* **Activity**
Report each line of the data that contains the string "chevron".

(Component data from apps and pages)
***
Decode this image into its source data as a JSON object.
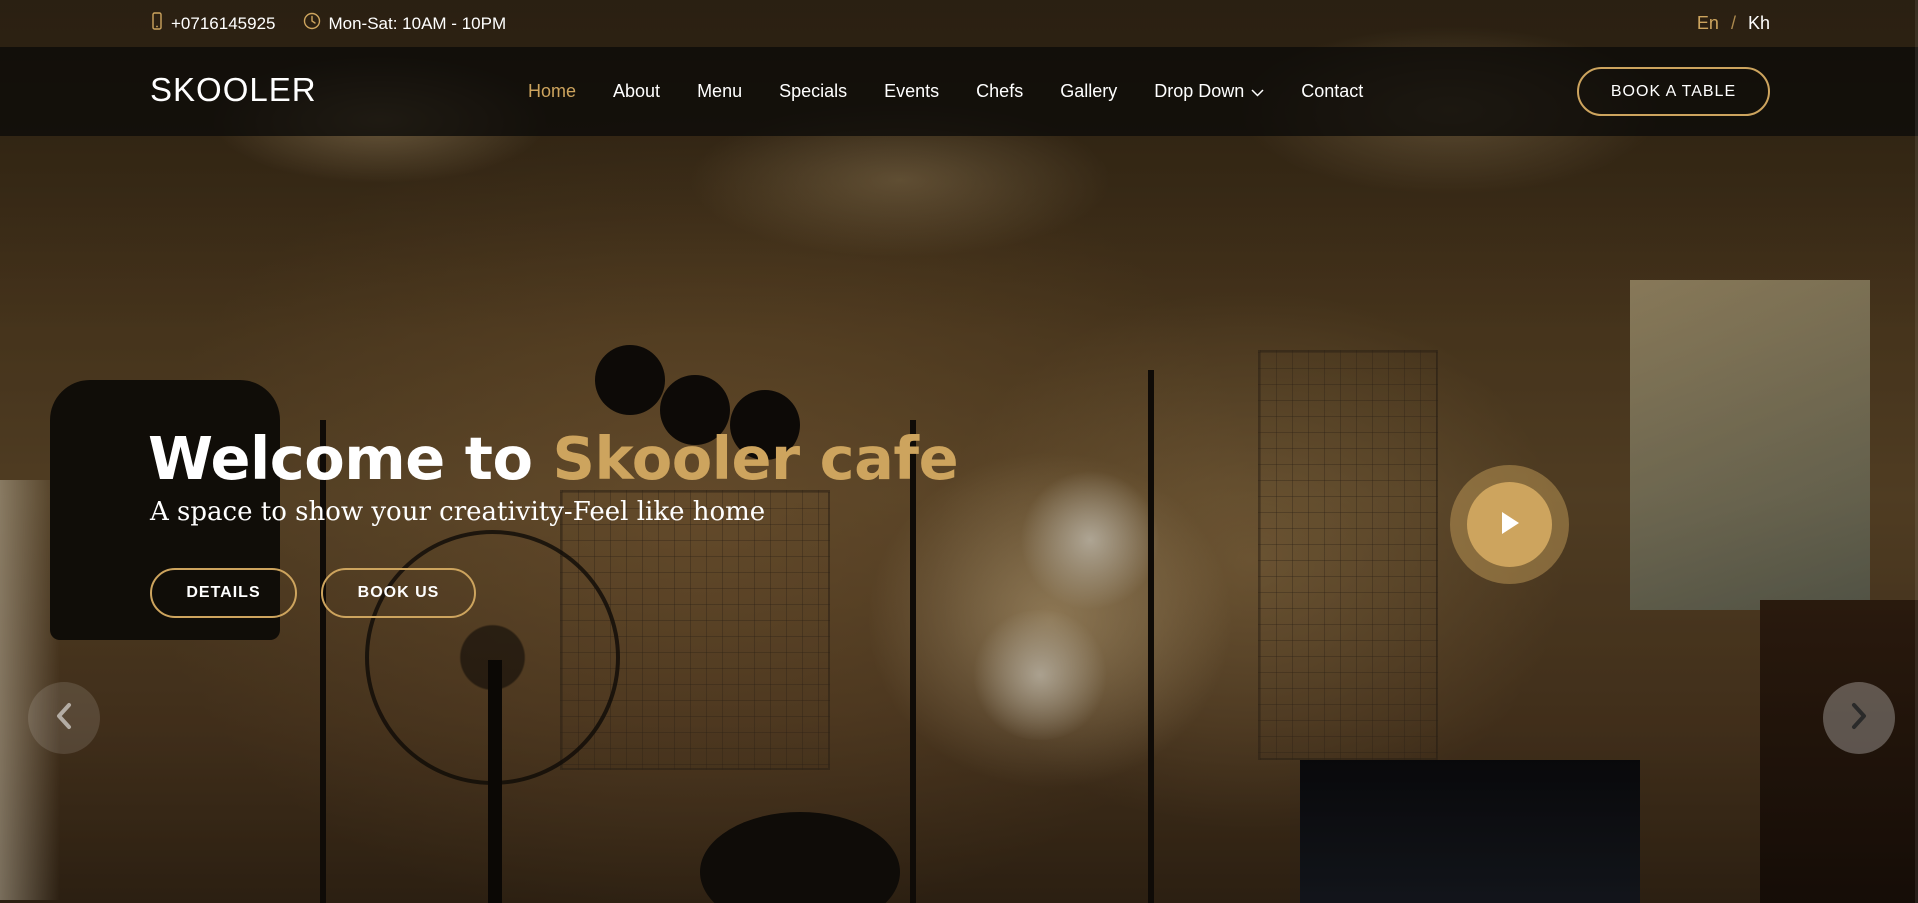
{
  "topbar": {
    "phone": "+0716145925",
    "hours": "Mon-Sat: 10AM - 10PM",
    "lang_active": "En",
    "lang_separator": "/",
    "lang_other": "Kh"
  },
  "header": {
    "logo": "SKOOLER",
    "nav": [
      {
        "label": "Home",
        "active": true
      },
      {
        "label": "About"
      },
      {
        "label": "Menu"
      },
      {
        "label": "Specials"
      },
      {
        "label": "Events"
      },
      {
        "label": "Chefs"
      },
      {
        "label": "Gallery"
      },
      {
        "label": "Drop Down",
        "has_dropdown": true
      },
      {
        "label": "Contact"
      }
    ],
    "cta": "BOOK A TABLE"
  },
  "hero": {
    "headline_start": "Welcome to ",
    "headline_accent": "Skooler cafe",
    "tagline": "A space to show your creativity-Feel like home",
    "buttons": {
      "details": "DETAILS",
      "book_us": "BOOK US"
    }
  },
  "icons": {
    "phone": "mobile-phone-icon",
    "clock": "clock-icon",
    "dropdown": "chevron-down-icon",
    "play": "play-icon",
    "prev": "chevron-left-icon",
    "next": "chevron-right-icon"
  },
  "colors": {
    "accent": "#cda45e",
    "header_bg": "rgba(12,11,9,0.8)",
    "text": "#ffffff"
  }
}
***
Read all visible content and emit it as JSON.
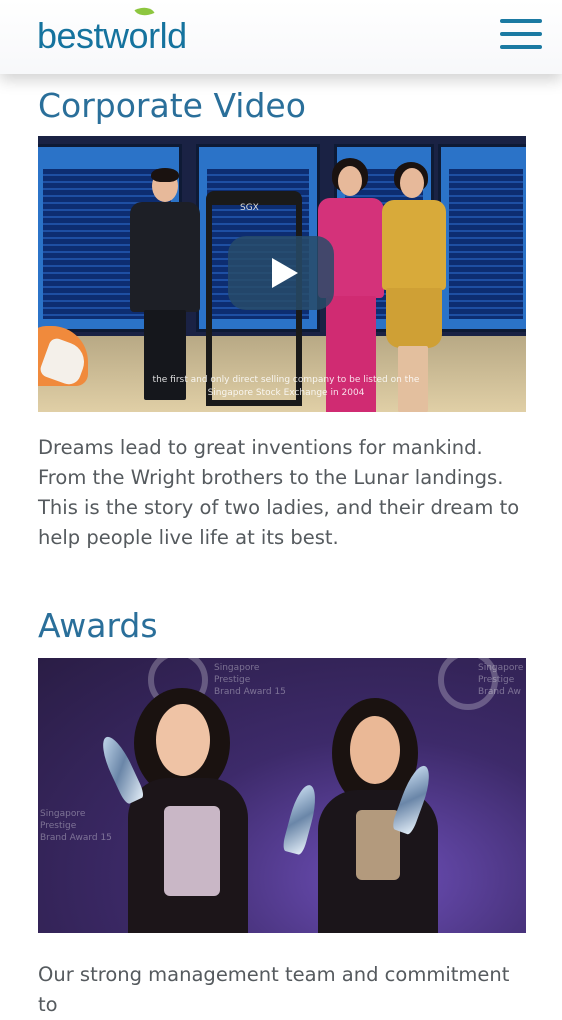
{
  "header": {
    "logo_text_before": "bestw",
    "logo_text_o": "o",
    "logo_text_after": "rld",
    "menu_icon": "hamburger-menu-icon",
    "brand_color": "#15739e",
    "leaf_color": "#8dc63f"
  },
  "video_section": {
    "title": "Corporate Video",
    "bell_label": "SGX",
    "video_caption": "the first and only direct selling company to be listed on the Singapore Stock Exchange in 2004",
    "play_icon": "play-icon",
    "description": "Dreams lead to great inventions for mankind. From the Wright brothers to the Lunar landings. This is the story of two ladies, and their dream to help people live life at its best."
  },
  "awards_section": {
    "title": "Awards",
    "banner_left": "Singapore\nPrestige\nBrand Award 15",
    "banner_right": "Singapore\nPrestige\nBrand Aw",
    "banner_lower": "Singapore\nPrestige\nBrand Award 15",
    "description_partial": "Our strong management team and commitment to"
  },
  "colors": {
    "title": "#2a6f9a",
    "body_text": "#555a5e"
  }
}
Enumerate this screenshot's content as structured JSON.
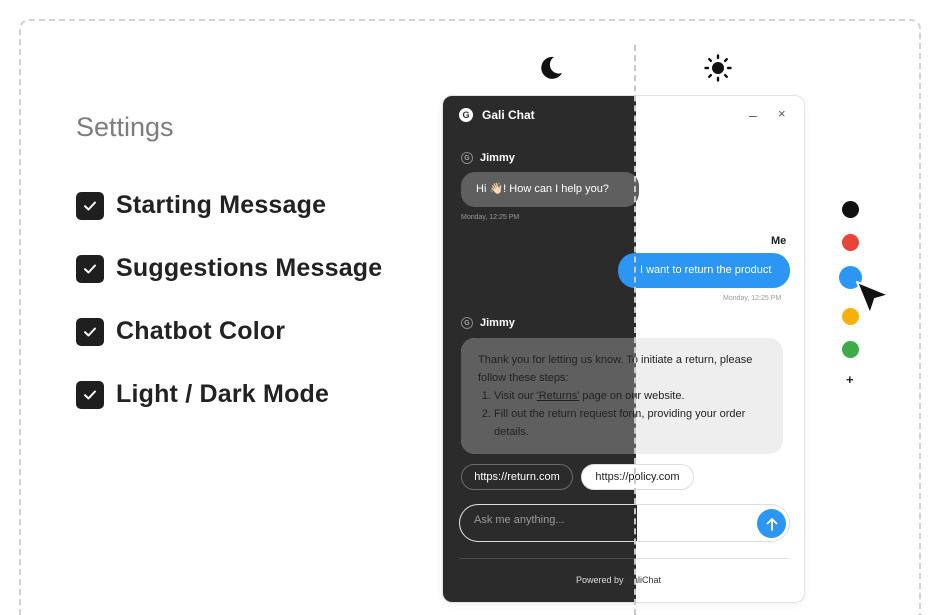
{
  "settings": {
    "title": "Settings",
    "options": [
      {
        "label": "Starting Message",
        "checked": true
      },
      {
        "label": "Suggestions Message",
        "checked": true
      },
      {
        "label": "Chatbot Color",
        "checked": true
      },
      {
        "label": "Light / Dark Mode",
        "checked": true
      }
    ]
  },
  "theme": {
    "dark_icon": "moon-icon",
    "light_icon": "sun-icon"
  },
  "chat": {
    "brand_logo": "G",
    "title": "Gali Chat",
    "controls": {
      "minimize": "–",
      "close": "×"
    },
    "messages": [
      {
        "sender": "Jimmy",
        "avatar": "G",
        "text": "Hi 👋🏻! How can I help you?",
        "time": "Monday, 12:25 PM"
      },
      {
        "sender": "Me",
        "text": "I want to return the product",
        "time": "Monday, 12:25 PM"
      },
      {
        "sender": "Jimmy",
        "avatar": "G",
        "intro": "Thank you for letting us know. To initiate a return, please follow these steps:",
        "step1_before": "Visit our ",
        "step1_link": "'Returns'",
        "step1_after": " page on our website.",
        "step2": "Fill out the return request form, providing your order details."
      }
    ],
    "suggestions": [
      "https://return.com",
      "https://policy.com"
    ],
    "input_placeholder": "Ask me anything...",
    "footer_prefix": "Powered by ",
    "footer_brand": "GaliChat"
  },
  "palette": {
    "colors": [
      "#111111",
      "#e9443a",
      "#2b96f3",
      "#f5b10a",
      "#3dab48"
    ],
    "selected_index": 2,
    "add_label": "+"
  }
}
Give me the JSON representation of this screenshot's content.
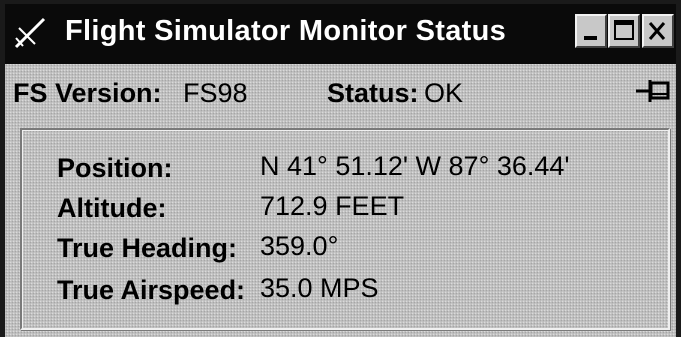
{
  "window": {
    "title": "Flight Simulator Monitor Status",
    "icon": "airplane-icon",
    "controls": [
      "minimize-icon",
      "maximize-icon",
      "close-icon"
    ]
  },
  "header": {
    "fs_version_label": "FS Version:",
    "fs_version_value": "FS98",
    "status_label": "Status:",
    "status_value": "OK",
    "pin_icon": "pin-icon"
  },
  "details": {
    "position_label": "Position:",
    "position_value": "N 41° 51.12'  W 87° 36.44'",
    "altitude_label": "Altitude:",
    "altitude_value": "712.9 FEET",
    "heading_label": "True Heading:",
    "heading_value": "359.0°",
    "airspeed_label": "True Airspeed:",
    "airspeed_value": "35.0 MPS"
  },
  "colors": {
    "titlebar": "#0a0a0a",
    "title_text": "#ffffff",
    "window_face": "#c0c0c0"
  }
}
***
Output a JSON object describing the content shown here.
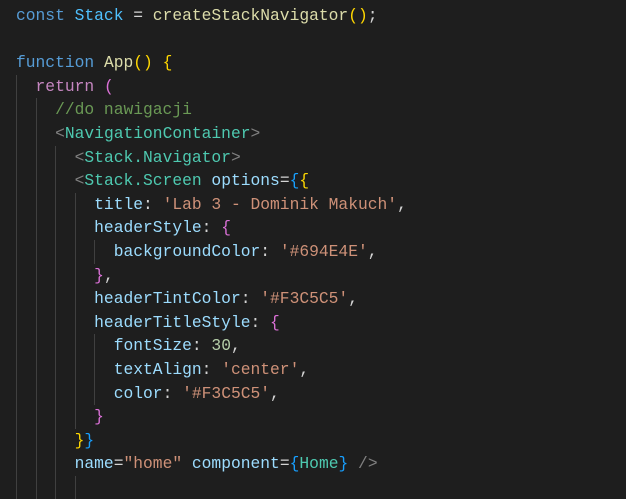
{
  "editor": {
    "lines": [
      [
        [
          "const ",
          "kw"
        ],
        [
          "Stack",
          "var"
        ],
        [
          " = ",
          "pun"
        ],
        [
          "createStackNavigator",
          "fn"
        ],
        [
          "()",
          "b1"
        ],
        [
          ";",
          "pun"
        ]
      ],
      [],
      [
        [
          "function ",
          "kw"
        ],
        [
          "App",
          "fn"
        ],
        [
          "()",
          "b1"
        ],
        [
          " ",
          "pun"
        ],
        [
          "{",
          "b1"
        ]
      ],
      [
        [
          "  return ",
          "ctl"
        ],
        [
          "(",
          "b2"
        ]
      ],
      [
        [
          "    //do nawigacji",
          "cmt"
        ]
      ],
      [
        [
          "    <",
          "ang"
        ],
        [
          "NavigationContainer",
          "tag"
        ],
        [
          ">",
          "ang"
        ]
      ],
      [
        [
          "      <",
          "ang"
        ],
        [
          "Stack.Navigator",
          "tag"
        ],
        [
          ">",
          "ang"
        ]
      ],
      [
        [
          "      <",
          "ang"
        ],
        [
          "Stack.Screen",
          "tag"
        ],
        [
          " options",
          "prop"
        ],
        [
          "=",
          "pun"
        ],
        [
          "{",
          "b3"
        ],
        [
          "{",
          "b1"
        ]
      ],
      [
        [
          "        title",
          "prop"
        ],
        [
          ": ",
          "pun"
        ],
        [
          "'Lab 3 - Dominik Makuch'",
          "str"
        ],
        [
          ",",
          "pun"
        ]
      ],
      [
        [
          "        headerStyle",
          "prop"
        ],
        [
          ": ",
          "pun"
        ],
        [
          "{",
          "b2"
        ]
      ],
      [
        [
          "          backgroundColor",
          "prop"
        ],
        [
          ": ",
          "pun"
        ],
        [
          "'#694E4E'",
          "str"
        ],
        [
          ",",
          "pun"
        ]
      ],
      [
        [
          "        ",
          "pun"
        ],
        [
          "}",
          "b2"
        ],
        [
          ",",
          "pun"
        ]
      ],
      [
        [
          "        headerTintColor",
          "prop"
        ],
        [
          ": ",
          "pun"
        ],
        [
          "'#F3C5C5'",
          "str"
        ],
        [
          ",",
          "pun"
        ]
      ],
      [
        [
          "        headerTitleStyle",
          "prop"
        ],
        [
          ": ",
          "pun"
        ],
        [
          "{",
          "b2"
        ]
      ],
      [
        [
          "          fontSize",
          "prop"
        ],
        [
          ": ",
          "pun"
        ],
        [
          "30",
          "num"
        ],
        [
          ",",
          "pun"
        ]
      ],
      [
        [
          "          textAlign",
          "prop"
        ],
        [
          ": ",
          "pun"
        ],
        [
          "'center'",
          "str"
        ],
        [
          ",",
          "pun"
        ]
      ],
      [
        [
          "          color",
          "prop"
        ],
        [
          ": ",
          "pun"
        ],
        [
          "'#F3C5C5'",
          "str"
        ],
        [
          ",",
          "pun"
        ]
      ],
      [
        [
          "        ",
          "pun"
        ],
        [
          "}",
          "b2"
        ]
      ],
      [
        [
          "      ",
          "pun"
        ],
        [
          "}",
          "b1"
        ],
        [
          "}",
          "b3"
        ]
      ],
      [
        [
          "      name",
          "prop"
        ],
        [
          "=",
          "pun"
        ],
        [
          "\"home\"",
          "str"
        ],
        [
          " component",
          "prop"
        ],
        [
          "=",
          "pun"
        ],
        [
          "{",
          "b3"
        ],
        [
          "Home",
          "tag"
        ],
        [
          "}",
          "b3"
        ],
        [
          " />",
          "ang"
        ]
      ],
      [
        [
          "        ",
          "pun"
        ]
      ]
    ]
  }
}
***
* **Task answer**
    "dropdown": "chevron-down-icon",
    "prev": "chevron-left-icon",
    "next": "chevron-right-icon"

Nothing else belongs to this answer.